“Well, I am feeling fit and I am still raring to go, I will play the game until my legs can no longer carry me, as for now, I am still very much in it.
“I have a special training regime that I follow and a healthy diet.
“I will be playing the game for a couple of years to come and I am not yet at a position to say when I will hang up my boots.”
And, of course, there is the inspiration he is getting from someone like King Kazu.
“It’s good to know that there are others, who are even older, who have also decided they will not be bullied by age and want to play as long as they can,’’ he said.
“Kazu is a case in point, you get inspiration from such supreme athletes and you tell yourself that, if they can do it, then you can also do it because we are all human beings.
“It’s not about the critics, they will always be some people who feel they have to criticise others, it’s how the world is but everyone has his or her life and it’s about living it to try and make a difference to the world.

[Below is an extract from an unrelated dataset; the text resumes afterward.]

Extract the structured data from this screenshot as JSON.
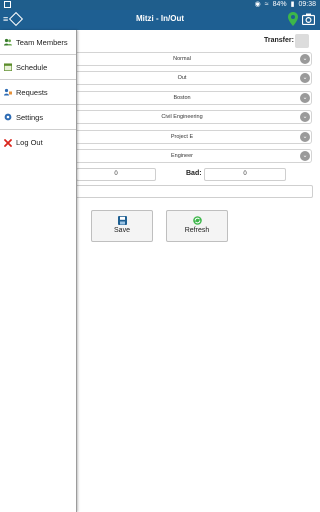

“The world has been having a tough time, with the pandemic, and all the lives that we have lost, the changes we have made to the way we live and the businesses which have been shattered, with many people losing their jobs.
“We have all had to adjust and health has become a huge factor in our world, that is why we have all been thanking those frontline workers, who have been doing incredible things to keep our world safe.
“We are now all being encouraged to exercise, and take care of our bodies and, if I am providing an inspiration, for even just one person, by playing football at my age, then I am happy to be making a difference.’’
Herentals are in the same group as Dynamos, CAPS United, Harare City, Yadah and ZPC Kariba.
Coach Kumbirai Mutiwekuziva believes any team has a chance.
“It’s beyond doubt that Dynamos are a big club and they are the most successful team in the country,” said Mutiwekuziva.
“Our player, Innocent is celebrating his 49th birthday and we ought to give him something to smile about. He is our director, and club vice-captain and, if you look at the significance of a win against Dynamos, you will see that it will be something special.’’